Indeed, "the standalone security industry will end within three years," Art Coviello, president of the RSA Security division of EMC, declared matter-of-factly in his keynote address here. Appliance-based strategies creating fortresses of information must give way to dynamic, adaptive security systems that focus on the data being protected, not the network infrastructure, Coviello said. Thus, security must be integrated directly in OSes, databases and network equipment.

The morphing of hacking activity into a lucrative, multibillion-dollar criminal enterprise based on fraud and ID theft necessitates a shift in emphasis to combat it, Coviello said. "We have to stop thinking of security as a technology laundry list that we just keep perfecting. Instead of perfecting security features, we should work at mitigating a specific business risk."

Recent International Data Corp. studies show that the black market merely for processing false IDs, without considering the revenue gained from identity theft, now amounts to more than $1 billion a year. Another IDC study, Coviello said, showed that malware instances had more than 200,000 variants in 2006 and that intrusion-detection systems were only able to spot 70 percent of intrusions.

Two of Microsoft Corp.'s lead executives made a surprising pitch for hardware assistance in ID management at RSA. Chairman Bill Gates and chief strategy officer Craig Mundie made a strong push for hardware-based identity management in a keynote speech, declaring that password-based protection must be phased out quickly to thwart identity theft. Gates pointed specifically to the work of the Trusted Computing Group in defining a chip-level Trusted Platform Module. TPM solutions on the physical layer, combined with general certificate-based identity strategies based on hardware, would mean the end of hard-to-remember and easy-to-compromise user passwords, the speakers said.

Industry consultant Roger Kay declared TPM ready for mass deployment, noting that it is already embedded in tens of millions of PCs and is offered by multiple chip vendors.

Weakest link
"We see smart cards specifically, and certificates in general, as the direction identity protection must move in," Gates said. "Passwords already are the weakest link in information protection."

In defining networks that provide granularity in allowed connectivity, Mundie said, some corporate users have been too quick to bypass lower-layer security mechanisms, such as Internet Protocol Secure (IPsec). Gates seconded the notion, saying, "IPsec is still the best mechanism for defining allowed connections on a network."

Enhancing the granularity of connection protection is one reason for moving networks to IPv6, which allows greater flexibility in defining allowed links on the basis of user identity, Mundie said. New work on the active directory and metadirectories for the server-based Longhorn environment, in conjunction with IPv6, will lead to more adaptive policy enforcement of connectivity rules under IPv6 and IPsec.

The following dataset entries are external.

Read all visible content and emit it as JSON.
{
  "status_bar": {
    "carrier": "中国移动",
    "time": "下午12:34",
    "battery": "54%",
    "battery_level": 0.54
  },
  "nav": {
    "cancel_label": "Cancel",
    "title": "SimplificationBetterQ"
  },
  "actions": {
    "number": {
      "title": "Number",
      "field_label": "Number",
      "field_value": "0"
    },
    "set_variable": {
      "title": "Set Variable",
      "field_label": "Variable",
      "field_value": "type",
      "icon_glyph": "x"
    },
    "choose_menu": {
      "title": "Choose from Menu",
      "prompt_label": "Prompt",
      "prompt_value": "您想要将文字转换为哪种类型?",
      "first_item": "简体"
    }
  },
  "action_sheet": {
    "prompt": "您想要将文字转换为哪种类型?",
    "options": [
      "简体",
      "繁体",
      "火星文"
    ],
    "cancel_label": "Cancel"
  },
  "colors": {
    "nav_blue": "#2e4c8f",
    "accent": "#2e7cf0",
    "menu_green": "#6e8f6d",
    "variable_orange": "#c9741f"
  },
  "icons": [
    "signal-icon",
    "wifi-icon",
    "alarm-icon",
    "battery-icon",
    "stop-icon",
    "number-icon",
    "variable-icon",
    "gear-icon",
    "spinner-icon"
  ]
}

A particularly lucrative area of future policy management, Gates predicted, will be in mandated "health checks" for client systems, where endpoints are required to prove they have been updated with necessary patches before being allowed to connect to the corporate network.

Microsoft soon could be in an enviable position with its Network Access Protection framework, once seen as a dark horse against Cisco's NAC. Nevis Networks Inc., developer of the LANenforcer appliance and switch hardware products, elected at RSA to support Microsoft's NAP. Dominic Wilde, vice president of marketing at Nevis, said Microsoft had proved itself more aware of AAA and ID management than Cisco. Also, the free inclusion of NAP in Vista and Longhorn could "quickly turn NAC into a nonstarter for Cisco," he said.

Editor's Choice
Sara Peters, Editor-in-Chief, InformationWeek / Network Computing
Pam Baker, Contributing Writer
James M. Connolly, Contributing Editor and Writer
Sara Peters, Editor-in-Chief, InformationWeek / Network Computing
Greg Douglass, Global Lead for Technology Strategy & Advisory, Accenture
Carrie Pallardy, Contributing Reporter